Work item = The answer must consist of the records, repeated exactly.

── Records for this exercise ──

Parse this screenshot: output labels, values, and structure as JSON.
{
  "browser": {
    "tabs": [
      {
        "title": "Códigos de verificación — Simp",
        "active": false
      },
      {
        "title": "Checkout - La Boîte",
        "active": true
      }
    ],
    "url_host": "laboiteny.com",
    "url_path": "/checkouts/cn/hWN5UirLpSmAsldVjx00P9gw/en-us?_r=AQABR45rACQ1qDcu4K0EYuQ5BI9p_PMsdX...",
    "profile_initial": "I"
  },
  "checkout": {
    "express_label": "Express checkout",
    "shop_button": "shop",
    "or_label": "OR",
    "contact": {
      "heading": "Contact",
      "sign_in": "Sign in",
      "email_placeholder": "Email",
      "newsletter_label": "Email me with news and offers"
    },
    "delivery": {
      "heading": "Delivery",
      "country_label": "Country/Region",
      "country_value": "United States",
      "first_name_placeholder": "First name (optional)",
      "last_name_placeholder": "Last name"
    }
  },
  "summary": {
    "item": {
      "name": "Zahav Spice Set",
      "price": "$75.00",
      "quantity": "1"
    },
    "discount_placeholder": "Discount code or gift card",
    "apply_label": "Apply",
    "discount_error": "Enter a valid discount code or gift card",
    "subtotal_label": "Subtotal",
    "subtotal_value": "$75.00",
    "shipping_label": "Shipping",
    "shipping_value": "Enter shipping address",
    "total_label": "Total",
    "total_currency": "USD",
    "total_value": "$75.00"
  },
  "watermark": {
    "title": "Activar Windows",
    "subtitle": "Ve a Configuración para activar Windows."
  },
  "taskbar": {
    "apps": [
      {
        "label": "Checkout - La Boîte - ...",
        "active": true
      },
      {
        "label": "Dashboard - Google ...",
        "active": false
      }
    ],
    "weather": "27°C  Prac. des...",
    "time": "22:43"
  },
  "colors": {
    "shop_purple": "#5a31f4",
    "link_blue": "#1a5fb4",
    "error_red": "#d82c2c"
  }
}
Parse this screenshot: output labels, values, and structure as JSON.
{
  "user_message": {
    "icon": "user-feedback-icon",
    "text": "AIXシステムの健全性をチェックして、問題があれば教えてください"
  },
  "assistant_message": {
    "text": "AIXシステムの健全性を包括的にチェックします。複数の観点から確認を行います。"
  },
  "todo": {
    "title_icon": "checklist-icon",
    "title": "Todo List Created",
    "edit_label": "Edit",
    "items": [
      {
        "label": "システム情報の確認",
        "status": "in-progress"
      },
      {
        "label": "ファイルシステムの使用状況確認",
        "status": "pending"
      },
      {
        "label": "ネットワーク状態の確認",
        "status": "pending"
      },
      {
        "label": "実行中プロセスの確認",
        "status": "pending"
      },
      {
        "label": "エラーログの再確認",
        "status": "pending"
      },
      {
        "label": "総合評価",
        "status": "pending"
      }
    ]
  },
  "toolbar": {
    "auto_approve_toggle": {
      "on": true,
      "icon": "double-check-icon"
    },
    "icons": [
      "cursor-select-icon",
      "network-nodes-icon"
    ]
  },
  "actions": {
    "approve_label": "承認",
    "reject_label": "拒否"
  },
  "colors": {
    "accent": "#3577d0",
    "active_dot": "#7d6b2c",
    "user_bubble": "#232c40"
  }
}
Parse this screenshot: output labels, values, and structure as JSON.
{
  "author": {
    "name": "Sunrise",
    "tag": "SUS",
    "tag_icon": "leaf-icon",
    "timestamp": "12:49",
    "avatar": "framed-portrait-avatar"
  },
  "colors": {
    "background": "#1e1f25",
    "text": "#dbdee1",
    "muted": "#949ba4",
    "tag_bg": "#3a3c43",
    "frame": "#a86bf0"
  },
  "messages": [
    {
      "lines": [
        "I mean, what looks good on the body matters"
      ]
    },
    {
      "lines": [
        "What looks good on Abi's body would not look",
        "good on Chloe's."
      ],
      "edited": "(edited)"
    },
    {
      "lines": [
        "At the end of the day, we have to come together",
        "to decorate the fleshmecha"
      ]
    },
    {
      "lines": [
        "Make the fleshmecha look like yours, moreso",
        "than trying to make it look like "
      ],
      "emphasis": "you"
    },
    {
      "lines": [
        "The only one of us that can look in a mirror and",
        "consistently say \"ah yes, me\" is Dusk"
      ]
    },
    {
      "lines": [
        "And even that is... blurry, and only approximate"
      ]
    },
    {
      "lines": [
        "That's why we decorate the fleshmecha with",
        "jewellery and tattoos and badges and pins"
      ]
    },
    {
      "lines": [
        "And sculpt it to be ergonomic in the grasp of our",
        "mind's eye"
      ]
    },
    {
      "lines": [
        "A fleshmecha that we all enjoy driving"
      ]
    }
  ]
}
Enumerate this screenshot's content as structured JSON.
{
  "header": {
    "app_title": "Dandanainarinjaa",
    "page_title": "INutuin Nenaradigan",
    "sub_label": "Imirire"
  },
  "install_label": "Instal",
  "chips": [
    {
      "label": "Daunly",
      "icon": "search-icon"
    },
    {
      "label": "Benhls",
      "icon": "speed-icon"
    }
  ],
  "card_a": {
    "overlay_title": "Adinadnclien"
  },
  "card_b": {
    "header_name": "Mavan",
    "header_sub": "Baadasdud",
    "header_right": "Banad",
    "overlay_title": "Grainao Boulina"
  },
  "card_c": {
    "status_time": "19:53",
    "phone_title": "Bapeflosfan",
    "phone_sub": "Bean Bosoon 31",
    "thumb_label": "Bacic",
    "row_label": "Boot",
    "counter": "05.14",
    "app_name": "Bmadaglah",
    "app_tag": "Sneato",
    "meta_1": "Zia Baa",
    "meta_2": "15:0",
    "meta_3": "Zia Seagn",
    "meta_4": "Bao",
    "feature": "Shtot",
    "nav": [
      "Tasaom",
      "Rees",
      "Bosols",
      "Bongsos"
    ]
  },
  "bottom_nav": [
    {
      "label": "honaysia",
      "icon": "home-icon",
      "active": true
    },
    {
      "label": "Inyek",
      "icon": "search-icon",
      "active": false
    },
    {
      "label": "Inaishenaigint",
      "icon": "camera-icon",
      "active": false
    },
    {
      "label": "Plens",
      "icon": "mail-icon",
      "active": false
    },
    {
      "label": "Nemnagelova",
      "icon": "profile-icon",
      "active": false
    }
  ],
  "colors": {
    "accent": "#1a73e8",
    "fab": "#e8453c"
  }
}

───

Reply to the exercise =
Parse this screenshot: output labels, values, and structure as JSON.
{
  "browser": {
    "tabs": [
      {
        "title": "Códigos de verificación — Simp",
        "active": false
      },
      {
        "title": "Checkout - La Boîte",
        "active": true
      }
    ],
    "url_host": "laboiteny.com",
    "url_path": "/checkouts/cn/hWN5UirLpSmAsldVjx00P9gw/en-us?_r=AQABR45rACQ1qDcu4K0EYuQ5BI9p_PMsdX...",
    "profile_initial": "I"
  },
  "checkout": {
    "express_label": "Express checkout",
    "shop_button": "shop",
    "or_label": "OR",
    "contact": {
      "heading": "Contact",
      "sign_in": "Sign in",
      "email_placeholder": "Email",
      "newsletter_label": "Email me with news and offers"
    },
    "delivery": {
      "heading": "Delivery",
      "country_label": "Country/Region",
      "country_value": "United States",
      "first_name_placeholder": "First name (optional)",
      "last_name_placeholder": "Last name"
    }
  },
  "summary": {
    "item": {
      "name": "Zahav Spice Set",
      "price": "$75.00",
      "quantity": "1"
    },
    "discount_placeholder": "Discount code or gift card",
    "apply_label": "Apply",
    "discount_error": "Enter a valid discount code or gift card",
    "subtotal_label": "Subtotal",
    "subtotal_value": "$75.00",
    "shipping_label": "Shipping",
    "shipping_value": "Enter shipping address",
    "total_label": "Total",
    "total_currency": "USD",
    "total_value": "$75.00"
  },
  "watermark": {
    "title": "Activar Windows",
    "subtitle": "Ve a Configuración para activar Windows."
  },
  "taskbar": {
    "apps": [
      {
        "label": "Checkout - La Boîte - ...",
        "active": true
      },
      {
        "label": "Dashboard - Google ...",
        "active": false
      }
    ],
    "weather": "27°C  Prac. des...",
    "time": "22:43"
  },
  "colors": {
    "shop_purple": "#5a31f4",
    "link_blue": "#1a5fb4",
    "error_red": "#d82c2c"
  }
}
Parse this screenshot: output labels, values, and structure as JSON.
{
  "user_message": {
    "icon": "user-feedback-icon",
    "text": "AIXシステムの健全性をチェックして、問題があれば教えてください"
  },
  "assistant_message": {
    "text": "AIXシステムの健全性を包括的にチェックします。複数の観点から確認を行います。"
  },
  "todo": {
    "title_icon": "checklist-icon",
    "title": "Todo List Created",
    "edit_label": "Edit",
    "items": [
      {
        "label": "システム情報の確認",
        "status": "in-progress"
      },
      {
        "label": "ファイルシステムの使用状況確認",
        "status": "pending"
      },
      {
        "label": "ネットワーク状態の確認",
        "status": "pending"
      },
      {
        "label": "実行中プロセスの確認",
        "status": "pending"
      },
      {
        "label": "エラーログの再確認",
        "status": "pending"
      },
      {
        "label": "総合評価",
        "status": "pending"
      }
    ]
  },
  "toolbar": {
    "auto_approve_toggle": {
      "on": true,
      "icon": "double-check-icon"
    },
    "icons": [
      "cursor-select-icon",
      "network-nodes-icon"
    ]
  },
  "actions": {
    "approve_label": "承認",
    "reject_label": "拒否"
  },
  "colors": {
    "accent": "#3577d0",
    "active_dot": "#7d6b2c",
    "user_bubble": "#232c40"
  }
}
Parse this screenshot: output labels, values, and structure as JSON.
{
  "author": {
    "name": "Sunrise",
    "tag": "SUS",
    "tag_icon": "leaf-icon",
    "timestamp": "12:49",
    "avatar": "framed-portrait-avatar"
  },
  "colors": {
    "background": "#1e1f25",
    "text": "#dbdee1",
    "muted": "#949ba4",
    "tag_bg": "#3a3c43",
    "frame": "#a86bf0"
  },
  "messages": [
    {
      "lines": [
        "I mean, what looks good on the body matters"
      ]
    },
    {
      "lines": [
        "What looks good on Abi's body would not look",
        "good on Chloe's."
      ],
      "edited": "(edited)"
    },
    {
      "lines": [
        "At the end of the day, we have to come together",
        "to decorate the fleshmecha"
      ]
    },
    {
      "lines": [
        "Make the fleshmecha look like yours, moreso",
        "than trying to make it look like "
      ],
      "emphasis": "you"
    },
    {
      "lines": [
        "The only one of us that can look in a mirror and",
        "consistently say \"ah yes, me\" is Dusk"
      ]
    },
    {
      "lines": [
        "And even that is... blurry, and only approximate"
      ]
    },
    {
      "lines": [
        "That's why we decorate the fleshmecha with",
        "jewellery and tattoos and badges and pins"
      ]
    },
    {
      "lines": [
        "And sculpt it to be ergonomic in the grasp of our",
        "mind's eye"
      ]
    },
    {
      "lines": [
        "A fleshmecha that we all enjoy driving"
      ]
    }
  ]
}
Enumerate this screenshot's content as structured JSON.
{
  "header": {
    "app_title": "Dandanainarinjaa",
    "page_title": "INutuin Nenaradigan",
    "sub_label": "Imirire"
  },
  "install_label": "Instal",
  "chips": [
    {
      "label": "Daunly",
      "icon": "search-icon"
    },
    {
      "label": "Benhls",
      "icon": "speed-icon"
    }
  ],
  "card_a": {
    "overlay_title": "Adinadnclien"
  },
  "card_b": {
    "header_name": "Mavan",
    "header_sub": "Baadasdud",
    "header_right": "Banad",
    "overlay_title": "Grainao Boulina"
  },
  "card_c": {
    "status_time": "19:53",
    "phone_title": "Bapeflosfan",
    "phone_sub": "Bean Bosoon 31",
    "thumb_label": "Bacic",
    "row_label": "Boot",
    "counter": "05.14",
    "app_name": "Bmadaglah",
    "app_tag": "Sneato",
    "meta_1": "Zia Baa",
    "meta_2": "15:0",
    "meta_3": "Zia Seagn",
    "meta_4": "Bao",
    "feature": "Shtot",
    "nav": [
      "Tasaom",
      "Rees",
      "Bosols",
      "Bongsos"
    ]
  },
  "bottom_nav": [
    {
      "label": "honaysia",
      "icon": "home-icon",
      "active": true
    },
    {
      "label": "Inyek",
      "icon": "search-icon",
      "active": false
    },
    {
      "label": "Inaishenaigint",
      "icon": "camera-icon",
      "active": false
    },
    {
      "label": "Plens",
      "icon": "mail-icon",
      "active": false
    },
    {
      "label": "Nemnagelova",
      "icon": "profile-icon",
      "active": false
    }
  ],
  "colors": {
    "accent": "#1a73e8",
    "fab": "#e8453c"
  }
}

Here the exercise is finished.